House Republicans create process for selecting speaker nominee, starting with a two-thirds support threshold
Caucus adopted the new rule unanimously. The threshold for support of a speaker candidate is reduced to three fifths if it’s down to two members and two thirds can’t be achieved by either of them
Let’s recap. Speaker Joe Straus has decided to retire. The House GOP caucus has voted unanimously to move Texas politics away from the Texas Constitution and mirror the way the Swamp (Washington, D.C.) works. Because, you know, it works so well. To a rational person, it would appear that the Oust Straus folks in Texas have won the day. Key word: rational. From the headquarters of Oust Straus:
HOUSE GOP CAUCUS FAILS TO ADOPT MAJORITY-VOTE POLICY
In a stunning failure Friday, the Texas House GOP Caucus adopted a process for selecting a speaker candidate that is out of step with the Republican platform.
In recent months, GOP activists have urged House Republicans to adopt a process whereby they would unite around a candidate for Speaker. The move is designed to end a decade-long practice in which a minority of Republican legislators have partnered with Democrats to elect the chamber’s leader.
In September, the State Republican Executive Committee adopted a resolution stating “[T]he Republican Party of Texas expects Republican House Candidates in 2018 to indicate to the Republican Primary voters whether they will support the Republican Speaker candidate who wins the majority of the votes in the Republican Caucus.”
Until Friday, the only process proposed publicly by a working group of GOP legislators fit the party’s call by using a majority-vote threshold in order to select a nominee for Speaker.

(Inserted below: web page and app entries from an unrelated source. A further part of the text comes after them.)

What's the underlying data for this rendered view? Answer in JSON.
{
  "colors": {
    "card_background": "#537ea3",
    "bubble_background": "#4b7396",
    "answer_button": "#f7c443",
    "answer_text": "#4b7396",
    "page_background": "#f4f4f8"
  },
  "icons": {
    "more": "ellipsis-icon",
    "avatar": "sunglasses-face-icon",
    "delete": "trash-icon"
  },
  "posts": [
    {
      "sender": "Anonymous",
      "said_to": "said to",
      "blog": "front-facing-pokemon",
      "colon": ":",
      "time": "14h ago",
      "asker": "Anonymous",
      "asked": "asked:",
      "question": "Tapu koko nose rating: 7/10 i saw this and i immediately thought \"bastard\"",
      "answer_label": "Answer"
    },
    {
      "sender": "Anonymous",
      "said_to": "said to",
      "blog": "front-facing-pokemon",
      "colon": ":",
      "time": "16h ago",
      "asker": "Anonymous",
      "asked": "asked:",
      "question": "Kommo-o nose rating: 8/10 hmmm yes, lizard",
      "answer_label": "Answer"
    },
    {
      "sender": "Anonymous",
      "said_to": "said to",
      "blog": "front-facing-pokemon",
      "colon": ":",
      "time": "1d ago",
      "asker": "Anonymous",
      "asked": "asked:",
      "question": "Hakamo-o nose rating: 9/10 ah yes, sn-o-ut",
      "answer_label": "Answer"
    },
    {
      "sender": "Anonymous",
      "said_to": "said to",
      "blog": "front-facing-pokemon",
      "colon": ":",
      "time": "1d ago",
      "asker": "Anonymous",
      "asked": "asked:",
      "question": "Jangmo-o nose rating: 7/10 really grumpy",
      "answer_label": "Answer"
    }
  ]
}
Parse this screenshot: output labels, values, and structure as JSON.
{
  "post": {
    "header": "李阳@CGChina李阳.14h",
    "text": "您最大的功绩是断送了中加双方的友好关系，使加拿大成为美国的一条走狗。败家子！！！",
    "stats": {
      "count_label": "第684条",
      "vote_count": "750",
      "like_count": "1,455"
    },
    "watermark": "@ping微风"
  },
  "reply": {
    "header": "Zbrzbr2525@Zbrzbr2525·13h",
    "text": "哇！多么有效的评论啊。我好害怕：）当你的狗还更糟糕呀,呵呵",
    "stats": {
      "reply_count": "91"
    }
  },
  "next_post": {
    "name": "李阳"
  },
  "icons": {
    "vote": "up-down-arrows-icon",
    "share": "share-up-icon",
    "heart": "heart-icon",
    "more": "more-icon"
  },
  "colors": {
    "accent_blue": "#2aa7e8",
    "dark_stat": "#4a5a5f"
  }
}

However, according to reports, only a small handful of the legislators voted against a last-minute amendment to raise the threshold to two-thirds and to allow for potentially unlimited rounds of balloting.
In other words, Republican legislators failed to honor the requests of GOP activists and voters to allow a majority of Republican lawmakers to nominate the next Speaker of the Texas House.
Braddock also had this:
Of course, it is still true that none of this would be binding on the members once they walk out onto the Texas House floor to cast their vote for speaker.
“If a member chooses to go their own way at that point, that’s their cross to bear,” said one Republican.
That’s because of that pesky thing called the Texas Constitution, which says this about electing a Speaker of the House:
Article 3, Section 9, (b) The House of Representatives shall, when it first assembles, organize temporarily, and thereupon proceed to the election of a Speaker from its own members.
Pretty amazing to me that the same people that scream every day about draining the swamp in Washington, D.C. want to move it to Austin, TX.
What does this mean in reality, assuming that all of the Republicans stick together and ignore the traditional interpretation of the Texas Constitution, which allows all members a vote regardless of their party affiliation? In practical terms it means that a minority of the elected representatives in the state could control the House. Ross Ramsey wrote about this in the Texas Tribune back in August.
Analysis: The tyranny of the minority
Changing the rules, however, could put someone other than an establishment Republican like Straus in the speaker’s chair. Whichever GOP faction controls, the next speaker could be “representing” a House where 102 members — the rest of the Republicans and the 55 Democrats — wanted someone else in the top spot.
That seems contrary to the name of the institution. If you’re comparison-shopping, it’s a move that would make the state House more like the federal House, which already relies on parties to choose their leaders. The Democrats, in particular, would have no investment in the political leadership of the House if the leader was chosen by a Republican bloc: That’s a recipe for stalemates.
When Ramsey wrote that, he used the Empower Texans preferred method of a simple majority of GOP members. And he assumed that there would still be 95 GOP members at the beginning of the 86th session. With the rules adopted using the 2/3rd / 3/5th process, it would take 64 or 57 members, either of which would still be a minority of the 150 House members.
Some would say that the tyranny of the minority is an apt description of what has become of Texas government because so few Texans participate in the primary process. If people really, truly want change, then the majority of Texas voters will have to start voting in the primary. Or, if you really, truly want a mess, vote for the Democratic ticket. After all, if you want it to be a swamp, why go swamp lite?